Exercise goal
One number is the whole answer: the tally of lines in the records below that contain "date".

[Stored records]
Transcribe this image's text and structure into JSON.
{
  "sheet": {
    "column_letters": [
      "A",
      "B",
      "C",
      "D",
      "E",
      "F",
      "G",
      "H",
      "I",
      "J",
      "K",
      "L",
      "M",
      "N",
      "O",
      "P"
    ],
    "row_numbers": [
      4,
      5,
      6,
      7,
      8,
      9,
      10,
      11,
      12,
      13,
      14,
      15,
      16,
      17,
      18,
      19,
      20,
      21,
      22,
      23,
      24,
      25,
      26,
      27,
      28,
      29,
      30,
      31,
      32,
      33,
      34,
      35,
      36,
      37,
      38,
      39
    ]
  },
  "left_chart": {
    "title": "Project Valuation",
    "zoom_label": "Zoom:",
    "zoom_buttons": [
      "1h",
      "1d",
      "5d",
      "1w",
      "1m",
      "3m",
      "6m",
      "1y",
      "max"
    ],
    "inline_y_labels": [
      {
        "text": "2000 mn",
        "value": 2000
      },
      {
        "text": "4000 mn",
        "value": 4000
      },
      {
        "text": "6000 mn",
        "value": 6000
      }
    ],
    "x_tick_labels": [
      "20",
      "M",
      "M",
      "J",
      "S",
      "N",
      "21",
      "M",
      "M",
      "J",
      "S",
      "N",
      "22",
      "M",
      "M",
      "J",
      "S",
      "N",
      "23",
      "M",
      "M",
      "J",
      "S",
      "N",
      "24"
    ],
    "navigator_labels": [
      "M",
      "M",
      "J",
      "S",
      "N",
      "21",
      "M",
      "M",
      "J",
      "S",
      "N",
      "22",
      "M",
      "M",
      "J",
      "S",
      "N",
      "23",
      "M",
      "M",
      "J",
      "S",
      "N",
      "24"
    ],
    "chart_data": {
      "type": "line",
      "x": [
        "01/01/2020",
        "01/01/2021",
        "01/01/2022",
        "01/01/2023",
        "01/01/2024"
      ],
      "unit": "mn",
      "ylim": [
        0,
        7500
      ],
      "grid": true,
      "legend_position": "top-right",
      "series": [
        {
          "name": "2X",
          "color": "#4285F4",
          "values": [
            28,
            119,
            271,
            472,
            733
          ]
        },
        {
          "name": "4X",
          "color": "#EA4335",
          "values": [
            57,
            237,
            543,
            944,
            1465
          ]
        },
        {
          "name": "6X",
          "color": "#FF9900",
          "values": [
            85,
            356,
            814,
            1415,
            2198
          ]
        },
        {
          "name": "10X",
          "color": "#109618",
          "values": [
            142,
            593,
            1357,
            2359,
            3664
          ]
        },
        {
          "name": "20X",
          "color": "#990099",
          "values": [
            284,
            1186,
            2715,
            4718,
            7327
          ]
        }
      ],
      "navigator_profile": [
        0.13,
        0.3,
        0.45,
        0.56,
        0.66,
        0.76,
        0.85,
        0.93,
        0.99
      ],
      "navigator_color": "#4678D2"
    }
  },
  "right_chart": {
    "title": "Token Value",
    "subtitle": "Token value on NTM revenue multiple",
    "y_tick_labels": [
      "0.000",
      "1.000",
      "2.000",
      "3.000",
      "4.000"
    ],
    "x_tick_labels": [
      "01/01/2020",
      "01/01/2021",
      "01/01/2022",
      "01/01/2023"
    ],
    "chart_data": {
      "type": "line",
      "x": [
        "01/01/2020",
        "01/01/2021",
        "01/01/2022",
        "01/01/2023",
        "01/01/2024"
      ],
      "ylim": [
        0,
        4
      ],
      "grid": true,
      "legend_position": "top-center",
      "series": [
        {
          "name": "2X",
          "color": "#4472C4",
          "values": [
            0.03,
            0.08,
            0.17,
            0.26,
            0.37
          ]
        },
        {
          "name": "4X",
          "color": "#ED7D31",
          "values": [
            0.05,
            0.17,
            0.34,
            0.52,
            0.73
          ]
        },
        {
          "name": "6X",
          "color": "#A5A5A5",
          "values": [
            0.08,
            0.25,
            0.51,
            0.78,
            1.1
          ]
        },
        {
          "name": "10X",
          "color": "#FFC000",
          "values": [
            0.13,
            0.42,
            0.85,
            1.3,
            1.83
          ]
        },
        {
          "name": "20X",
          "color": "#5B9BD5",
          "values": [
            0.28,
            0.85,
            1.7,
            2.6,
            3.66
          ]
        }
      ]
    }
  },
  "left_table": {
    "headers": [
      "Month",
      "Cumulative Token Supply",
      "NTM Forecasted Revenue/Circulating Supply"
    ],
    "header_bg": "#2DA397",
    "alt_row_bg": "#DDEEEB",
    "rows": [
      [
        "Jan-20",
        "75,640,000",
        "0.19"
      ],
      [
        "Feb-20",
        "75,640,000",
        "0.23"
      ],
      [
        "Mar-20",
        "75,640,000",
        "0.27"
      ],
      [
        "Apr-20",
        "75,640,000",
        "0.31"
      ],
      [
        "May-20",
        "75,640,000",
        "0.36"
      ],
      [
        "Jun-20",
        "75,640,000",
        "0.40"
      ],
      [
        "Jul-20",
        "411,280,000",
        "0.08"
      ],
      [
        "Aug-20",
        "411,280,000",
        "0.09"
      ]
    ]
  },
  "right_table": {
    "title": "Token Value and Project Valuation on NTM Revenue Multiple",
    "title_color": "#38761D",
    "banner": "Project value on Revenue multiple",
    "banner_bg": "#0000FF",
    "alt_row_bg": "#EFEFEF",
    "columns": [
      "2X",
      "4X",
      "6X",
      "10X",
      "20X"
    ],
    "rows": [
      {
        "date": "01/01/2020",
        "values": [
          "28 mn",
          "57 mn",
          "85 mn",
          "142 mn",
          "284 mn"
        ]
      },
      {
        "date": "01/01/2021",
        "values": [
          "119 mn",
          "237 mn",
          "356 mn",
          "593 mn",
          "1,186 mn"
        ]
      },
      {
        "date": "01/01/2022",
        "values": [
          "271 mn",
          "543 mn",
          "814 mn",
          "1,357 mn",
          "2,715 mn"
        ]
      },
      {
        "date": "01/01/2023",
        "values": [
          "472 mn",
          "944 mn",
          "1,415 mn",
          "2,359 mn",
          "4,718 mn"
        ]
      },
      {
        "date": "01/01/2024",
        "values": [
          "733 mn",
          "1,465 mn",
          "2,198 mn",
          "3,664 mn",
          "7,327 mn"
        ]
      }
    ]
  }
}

Reply to the exercise
5